Tuesday, 5 April 2011
The Eye of the World
I like understated covers. A cover filled with busy fantasy clichés doesn't interest me in the slightest. The old adage goes don't judge a book by its cover, but I like my bookshelf to look stylish. So The Wheel of Time covers fit in quite nicely, almost seeming bespoke alongside other covers.
Or, at least, that's how the second volume looks. The first volume of The Wheel of Time was my first purchase for the Kindle. So the only cover it has is a black and white electronic ink one I only turned to on completion, as, for whatever reason, the Kindle turns to the opening pages rather than the cover when you first open a book on there.
The Wheel of Time is the series that, over the last 20-odd years, has come to dominate epic fantasy. That's no mean feat. In that time, A Song of Ice and Fire, George R.R. Martin's epic, has been released. Robin Hobb has released a fair few books. Steven Erikson has risen to prominence. And yet it's The Wheel of Time that dominates.

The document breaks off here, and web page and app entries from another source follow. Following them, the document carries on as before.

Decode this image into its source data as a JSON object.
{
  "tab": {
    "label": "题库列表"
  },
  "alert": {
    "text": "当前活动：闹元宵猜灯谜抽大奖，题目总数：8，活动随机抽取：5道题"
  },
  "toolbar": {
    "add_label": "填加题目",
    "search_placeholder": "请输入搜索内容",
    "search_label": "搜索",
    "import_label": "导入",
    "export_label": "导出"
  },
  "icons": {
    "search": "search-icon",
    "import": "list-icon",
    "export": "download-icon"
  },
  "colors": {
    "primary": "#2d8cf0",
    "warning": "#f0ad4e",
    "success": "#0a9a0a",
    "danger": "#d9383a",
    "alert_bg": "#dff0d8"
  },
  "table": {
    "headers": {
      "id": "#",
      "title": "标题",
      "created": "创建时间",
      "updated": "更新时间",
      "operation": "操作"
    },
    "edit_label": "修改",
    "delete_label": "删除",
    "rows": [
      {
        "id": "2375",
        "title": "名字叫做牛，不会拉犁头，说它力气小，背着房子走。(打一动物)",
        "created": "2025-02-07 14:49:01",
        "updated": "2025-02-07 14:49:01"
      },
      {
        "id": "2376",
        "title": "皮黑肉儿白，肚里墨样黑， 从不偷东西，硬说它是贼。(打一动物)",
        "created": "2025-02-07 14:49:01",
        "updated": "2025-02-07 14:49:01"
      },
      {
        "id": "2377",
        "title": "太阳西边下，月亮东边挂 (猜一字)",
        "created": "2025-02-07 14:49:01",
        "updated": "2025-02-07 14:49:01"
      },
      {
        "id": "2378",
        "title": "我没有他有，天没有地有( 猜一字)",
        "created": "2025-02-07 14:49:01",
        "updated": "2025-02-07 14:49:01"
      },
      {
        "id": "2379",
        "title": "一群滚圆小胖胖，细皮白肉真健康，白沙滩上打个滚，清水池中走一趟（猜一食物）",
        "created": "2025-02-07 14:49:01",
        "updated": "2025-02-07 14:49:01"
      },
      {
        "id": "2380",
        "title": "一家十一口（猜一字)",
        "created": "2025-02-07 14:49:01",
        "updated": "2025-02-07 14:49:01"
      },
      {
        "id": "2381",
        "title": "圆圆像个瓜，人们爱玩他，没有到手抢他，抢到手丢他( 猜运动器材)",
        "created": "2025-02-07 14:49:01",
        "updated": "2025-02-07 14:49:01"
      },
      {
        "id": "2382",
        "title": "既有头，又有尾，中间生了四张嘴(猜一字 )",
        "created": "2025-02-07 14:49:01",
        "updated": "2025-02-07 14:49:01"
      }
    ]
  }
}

I still write fantasy. Not much, granted, and very rarely is there any kind of quest to a mountain to defeat an evil overlord or whatever, but I do still write it. And as such, I felt the need to read at least the opening couple of volumes of The Wheel of Time, my need to read it further fuelled by glowing reviews from half a dozen friends.

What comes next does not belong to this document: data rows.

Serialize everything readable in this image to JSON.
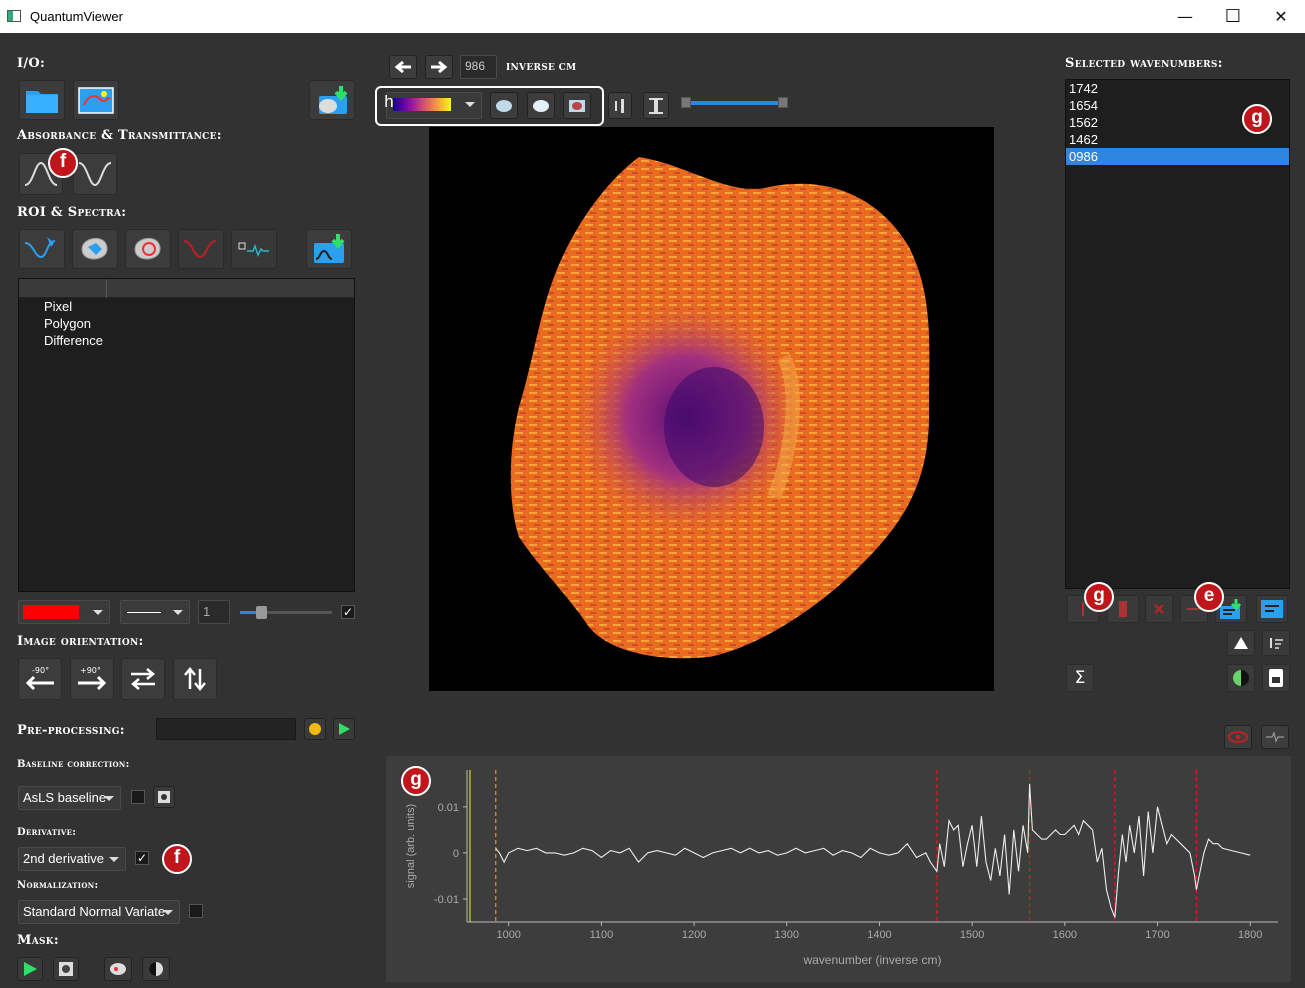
{
  "window": {
    "title": "QuantumViewer",
    "minimize": "—",
    "maximize": "☐",
    "close": "✕"
  },
  "left": {
    "io_header": "I/O:",
    "abs_header": "Absorbance & Transmittance:",
    "roi_header": "ROI & Spectra:",
    "roi_columns": [
      "",
      ""
    ],
    "roi_items": [
      "Pixel",
      "Polygon",
      "Difference"
    ],
    "line_width": "1",
    "orientation_header": "Image orientation:",
    "rot_minus": "-90°",
    "rot_plus": "+90°",
    "preproc_header": "Pre-processing:",
    "baseline_header": "Baseline correction:",
    "baseline_value": "AsLS baseline",
    "derivative_header": "Derivative:",
    "derivative_value": "2nd derivative",
    "derivative_checked": "✓",
    "roi_enabled_checked": "✓",
    "normalization_header": "Normalization:",
    "normalization_value": "Standard Normal Variate",
    "mask_header": "Mask:"
  },
  "center": {
    "wavenumber_value": "986",
    "wavenumber_unit": "INVERSE CM",
    "colormap_label": "h"
  },
  "right": {
    "selected_header": "Selected wavenumbers:",
    "wavenumbers": [
      "1742",
      "1654",
      "1562",
      "1462",
      "0986"
    ],
    "selected_index": 4,
    "sum_symbol": "Σ"
  },
  "badges": {
    "f1": "f",
    "f2": "f",
    "g1": "g",
    "g2": "g",
    "g3": "g",
    "e1": "e"
  },
  "colors": {
    "accent_blue": "#2f86e0",
    "badge_red": "#c0161b",
    "roi_color": "#ff0000",
    "orange_dashed": "#ff7f0e",
    "red_dashed": "#e8141c",
    "yellow_line": "#c8c832"
  },
  "chart_data": {
    "type": "line",
    "xlabel": "wavenumber (inverse cm)",
    "ylabel": "signal (arb. units)",
    "xlim": [
      955,
      1830
    ],
    "ylim": [
      -0.015,
      0.018
    ],
    "xticks": [
      1000,
      1100,
      1200,
      1300,
      1400,
      1500,
      1600,
      1700,
      1800
    ],
    "yticks": [
      0.01,
      0,
      -0.01
    ],
    "ytick_labels": [
      "0.01",
      "0",
      "-0.01"
    ],
    "grid": false,
    "series": [
      {
        "x": [
          986,
          990,
          995,
          1000,
          1010,
          1020,
          1030,
          1040,
          1050,
          1060,
          1070,
          1080,
          1090,
          1100,
          1110,
          1120,
          1130,
          1140,
          1150,
          1160,
          1170,
          1180,
          1190,
          1200,
          1210,
          1220,
          1230,
          1240,
          1250,
          1260,
          1270,
          1280,
          1290,
          1300,
          1310,
          1320,
          1330,
          1340,
          1350,
          1360,
          1370,
          1380,
          1390,
          1400,
          1410,
          1420,
          1430,
          1440,
          1450,
          1455,
          1462,
          1465,
          1470,
          1475,
          1480,
          1485,
          1490,
          1495,
          1500,
          1505,
          1510,
          1515,
          1520,
          1525,
          1530,
          1535,
          1540,
          1545,
          1550,
          1555,
          1560,
          1562,
          1565,
          1570,
          1575,
          1580,
          1585,
          1590,
          1595,
          1600,
          1605,
          1610,
          1615,
          1620,
          1625,
          1630,
          1635,
          1640,
          1645,
          1650,
          1654,
          1658,
          1662,
          1666,
          1670,
          1675,
          1680,
          1685,
          1690,
          1695,
          1700,
          1705,
          1710,
          1715,
          1720,
          1725,
          1730,
          1735,
          1740,
          1742,
          1746,
          1750,
          1755,
          1760,
          1765,
          1770,
          1780,
          1790,
          1800
        ],
        "y": [
          0.001,
          0.0,
          -0.002,
          0.0,
          0.001,
          0.0005,
          0.001,
          0.0,
          0.0,
          -0.0005,
          0.0,
          0.001,
          0.0005,
          -0.001,
          0.0005,
          0.0,
          0.001,
          -0.002,
          0.0,
          0.0005,
          0.0,
          -0.0005,
          0.001,
          0.0,
          -0.001,
          0.0,
          0.0005,
          0.001,
          0.0,
          0.001,
          0.0,
          0.0005,
          -0.0005,
          0.0,
          0.001,
          0.0,
          0.0005,
          0.001,
          -0.0005,
          0.0005,
          0.0,
          -0.001,
          0.001,
          0.0,
          -0.0005,
          0.0,
          0.002,
          -0.001,
          0.0,
          -0.002,
          -0.004,
          0.002,
          -0.003,
          0.007,
          0.005,
          0.006,
          -0.003,
          0.002,
          0.006,
          -0.003,
          0.008,
          -0.002,
          -0.006,
          0.001,
          -0.005,
          0.004,
          -0.009,
          0.005,
          -0.004,
          0.006,
          0.0,
          0.015,
          0.005,
          0.004,
          0.003,
          0.003,
          0.004,
          0.005,
          0.004,
          0.004,
          0.005,
          0.006,
          0.004,
          0.007,
          0.006,
          0.005,
          -0.002,
          0.001,
          -0.008,
          -0.012,
          -0.014,
          -0.004,
          0.004,
          -0.002,
          0.006,
          0.0,
          0.008,
          -0.005,
          0.009,
          0.0,
          0.01,
          0.006,
          0.002,
          0.004,
          0.003,
          0.002,
          0.001,
          0.0,
          -0.005,
          -0.008,
          -0.004,
          0.0,
          0.003,
          0.002,
          0.002,
          0.001,
          0.0005,
          0.0,
          -0.0005
        ]
      }
    ],
    "vlines_solid": [
      {
        "x": 955,
        "color": "#c8c832"
      }
    ],
    "vlines_dashed": [
      {
        "x": 986,
        "color": "#ff7f0e"
      },
      {
        "x": 1462,
        "color": "#e8141c"
      },
      {
        "x": 1562,
        "color": "#e8141c"
      },
      {
        "x": 1654,
        "color": "#e8141c"
      },
      {
        "x": 1742,
        "color": "#e8141c"
      }
    ]
  }
}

The Eye of the World is the first volume in the series (which will number 14 books in its ranks before long). At over 800 pages, it isn't light reading. But neither is it difficult; the language used is seldom challenging beyond the fact there's a lot of it. I'd have been comfortable with the prose when I was 12, if not the volume of it. I'm not criticising the book because the prose is easy. Far from it. It's actually quite nice to come away from reading heavy stuff to read something that, linguistically, is crystal clear and easy to follow. Language doesn't need to be complex to be well-used. It's one of the reasons I like Isaac Asimov and his works.

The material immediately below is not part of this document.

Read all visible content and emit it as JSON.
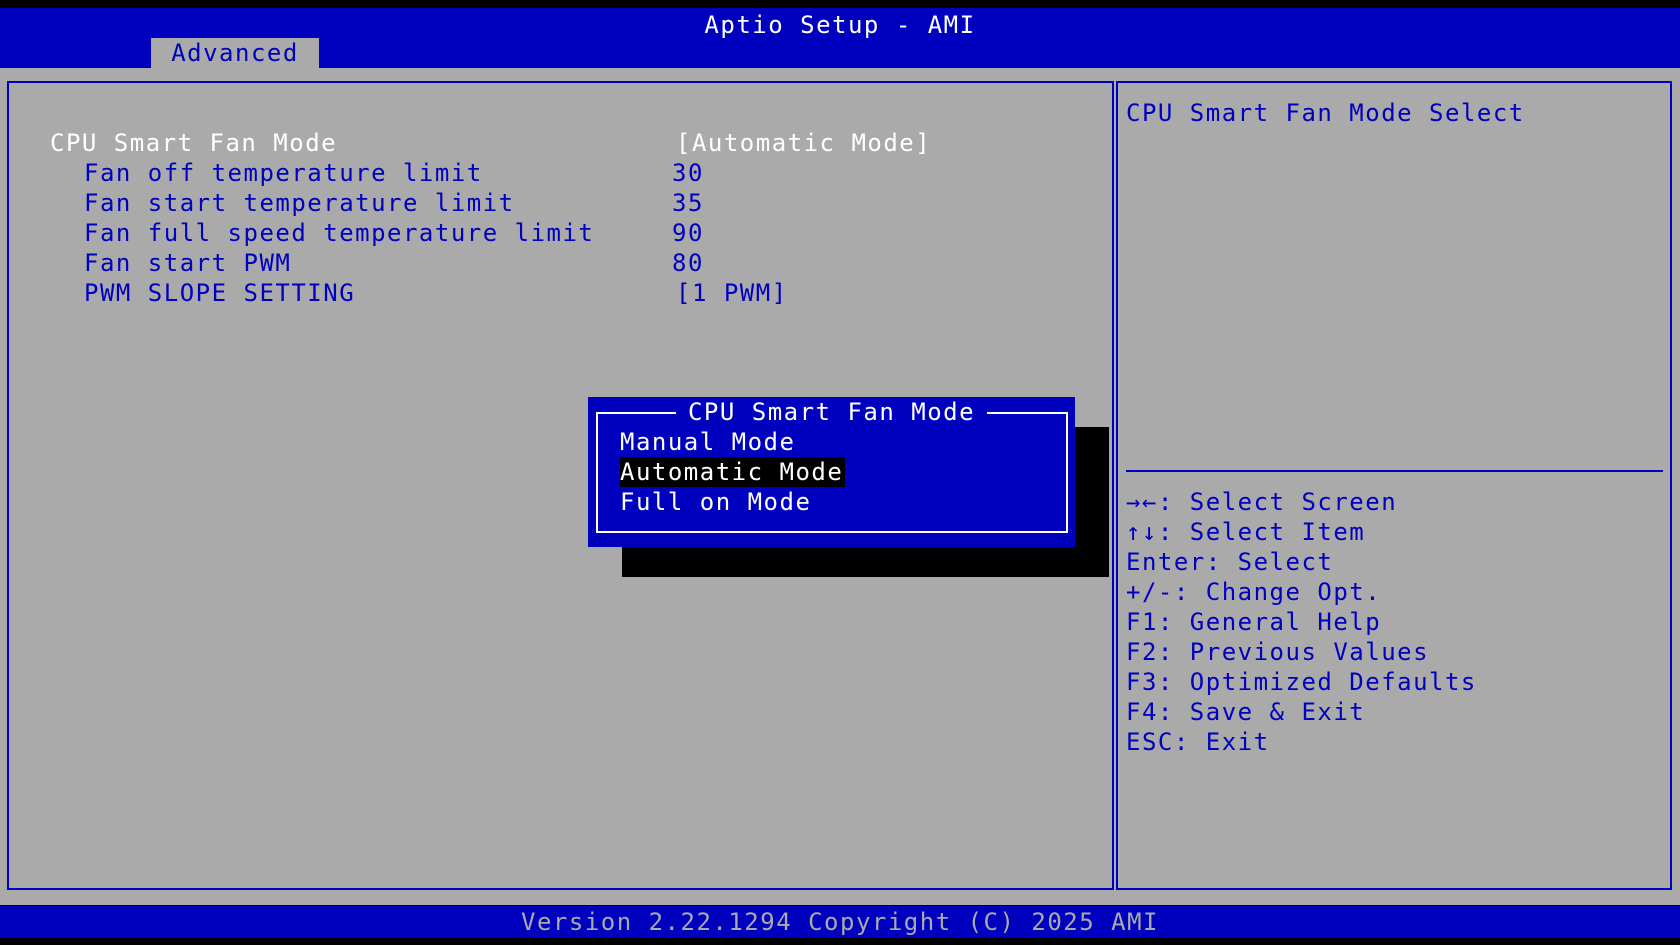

However, there is a difference between Asimov and Robert Jordan - not least that Asimov didn't write epic fantasy. I'll also stick my neck out and say that most of Asimov's works weren't just simple escapist reading. And simple is the word. Compare The Eye of the World to A Game Of Thrones. One follows the basic Tolkein-fantasy plot of an incorporeal evil overlord and a group of Shirelings with a wizard and a couple of other hangers-on trying to defeat it. The other has political manoeuvrings, multiple plot threads, dastardly characters and nefarious deeds by the bucket and - unusually - an original(ish) premise (apart from the bits nicked from Dune). I know which I prefer.
As Tolkien knock-offs go, The Eye of the World isn't bad, and I'll be reading the second volume of The Wheel of Time at some point in the future. However, if I have to choose between a George R.R. Martin book or a Robert Jordan novel in future, I know which I'll be picking.
But the covers are nice. I'll give them that.